23 February 2017

Tottenham bottle it again, or, on the perils of schadenfreude...

Oh, to be a Gooner. Am I right? Tottenham have not only been dumped from Champions League play, they've now out-Tottenhammed themselves out of the Europa League, courtesy of a 2-3 aggregate loss to Gent, occupiers of the eighth spot on the highly esteemed Belgian First Division. What's more, Chelsea, shorn of any European entanglements whatsoever, square off against Man U in the FA Cup's fifth round. On top of that, Man City face a dicey FA Cup replay against Huddersfield and an even dicier second leg in UCL play after winning 5-3 over Monaco. In short, our Prem rivals are on the ropes, are they not?

At first glance, yes, it is most definitely enjoyable to see our rivals, be they big or small, suffer. Humiliations galore. To see Tottenham do what they do best, both in the Champions League and again in Europa League, is amusing. So to is seeing that City are wobbling in both the FA Cup and Champions League. For Man U to worry over advancement in the FA Cup and Europa League? Priceless. The fact that Chelsea don't even have Europa League fixtures to fret over, for one, is deeply satisfying. Then again, they're atop the Prem.

And that brings us to the annual Arsenal paradox. Each season offers us tantalizing dreams of all sorts of silverware, or, failing that (as is all too often the case), progressing deep into each competition, advancing past the Champions League's round of 16 to the quarter-finals and arriving at the FA Cup final. All the while, we myopically hope to also win the Prem in an improbable campaign to do a double or, even more improbably, a treble.

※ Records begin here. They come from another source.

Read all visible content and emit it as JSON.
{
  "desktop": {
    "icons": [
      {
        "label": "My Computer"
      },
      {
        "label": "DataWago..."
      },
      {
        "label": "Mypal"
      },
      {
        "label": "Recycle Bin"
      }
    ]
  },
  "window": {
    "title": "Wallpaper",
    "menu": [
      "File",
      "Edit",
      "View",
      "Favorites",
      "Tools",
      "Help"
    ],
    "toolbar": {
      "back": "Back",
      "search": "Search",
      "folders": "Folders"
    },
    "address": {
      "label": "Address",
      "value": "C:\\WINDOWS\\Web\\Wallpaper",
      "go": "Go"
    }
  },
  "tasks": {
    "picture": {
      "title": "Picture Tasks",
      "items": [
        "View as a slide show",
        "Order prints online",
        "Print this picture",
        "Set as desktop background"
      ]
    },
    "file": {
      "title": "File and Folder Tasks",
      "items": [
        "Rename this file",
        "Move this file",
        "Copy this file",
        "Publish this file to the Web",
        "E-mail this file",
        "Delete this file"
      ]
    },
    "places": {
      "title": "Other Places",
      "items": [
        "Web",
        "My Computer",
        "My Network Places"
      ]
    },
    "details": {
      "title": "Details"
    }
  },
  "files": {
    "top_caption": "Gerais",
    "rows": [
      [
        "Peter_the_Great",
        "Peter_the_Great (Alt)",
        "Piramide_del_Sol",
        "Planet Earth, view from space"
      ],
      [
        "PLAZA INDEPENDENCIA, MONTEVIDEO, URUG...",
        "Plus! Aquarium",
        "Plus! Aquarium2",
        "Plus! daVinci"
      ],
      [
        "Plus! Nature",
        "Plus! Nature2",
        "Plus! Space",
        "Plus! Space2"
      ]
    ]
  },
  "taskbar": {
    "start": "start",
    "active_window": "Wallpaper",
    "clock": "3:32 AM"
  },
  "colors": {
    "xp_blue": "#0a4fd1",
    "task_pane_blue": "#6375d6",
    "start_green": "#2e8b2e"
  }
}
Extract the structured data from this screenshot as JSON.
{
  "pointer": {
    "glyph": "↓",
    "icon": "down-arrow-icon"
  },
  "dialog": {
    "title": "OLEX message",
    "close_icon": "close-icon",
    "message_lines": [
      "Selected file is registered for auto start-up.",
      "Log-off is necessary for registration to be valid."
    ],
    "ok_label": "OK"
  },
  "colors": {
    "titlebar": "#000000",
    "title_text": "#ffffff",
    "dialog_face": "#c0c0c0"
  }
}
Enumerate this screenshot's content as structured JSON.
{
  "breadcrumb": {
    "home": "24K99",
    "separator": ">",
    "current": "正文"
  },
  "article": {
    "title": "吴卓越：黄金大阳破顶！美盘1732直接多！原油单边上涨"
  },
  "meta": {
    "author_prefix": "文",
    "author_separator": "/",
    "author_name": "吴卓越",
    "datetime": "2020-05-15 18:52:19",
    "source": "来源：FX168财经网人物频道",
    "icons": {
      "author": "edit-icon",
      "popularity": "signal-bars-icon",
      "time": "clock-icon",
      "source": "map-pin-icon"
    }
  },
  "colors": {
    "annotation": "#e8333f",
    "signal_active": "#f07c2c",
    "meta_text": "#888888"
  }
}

While wishing for such halcyon days, we somehow also root for our rivals to crash out of these other competitions, gleefully celebrating their various setbacks and downfalls, conveniently ignoring the paradox, the one in which we simultaneously aspire to progress ever-deeper into each and every competition in order to maximize our chances at glory while we also hope that our rivals at the earliers possible stage of each every competition to maximize their embarrassment.

We can't have it both ways. We can't celebrate Tottenham's Europa League embarrassment and hope for our own Champions League advancement. To put it more bluntly, our hopes might even have depended on Tottenham's advancement and our own ouster if we're serious about our Prem ambitions. We should know how taxing these extra fixtures are—the travel, the extra exertion, the time taken away from training, and more—so we paint ourselves into a paradoxical if not hypocritical position.

In an ideal world, of course, we win every match we play, and our rivals lose every match they play (except when they play each other, in which case they should draw but also earn numerous red cards). We don't live there, and I know this because, among other reasons, I don't get to and from work each day on a Triumph Bonneville. Also, instead of enjoying my retirement from a long career playing for the Arsenal, I continue to be obliged to show up each day at my current job. So it goes.

Long story short, to coin one phrase and then another, be careful what you wish for. Sure, Tottenham's misadventures are similar to watching an upended turtle trying to right itself. However, each time our rivals crash out of other competitions, they're liberated, in a sense, and can focus on the Prem. Look at Chelsea. How much of their form from September 'til now can be attributed to the absence of those six group-stage and two knockout fixtures they might otherwise have had to play?

That's ultimately unanswerable without the help of a time-machine. In its absence, we have to go with cold, hard logic: the more matches a squad has to play, the more that squad will suffer or stumble. Much as I hate to admit it, given the current state of things, it might have been nice in the long run for Tottenham to advance, for Chelsea and Liverpool to have qualified for Europa League play, for us to crash out of the Champions League.

With only that last item on the wish-list likely to occur, if nothing else, it might be wise to temper our celebrations of the suffering of others. In the end, after all, what would you rather celebrate? Tottenham crashing out of Europa League play, Chelsea crashing out of the FA Cup, or Arsenal winning the Prem?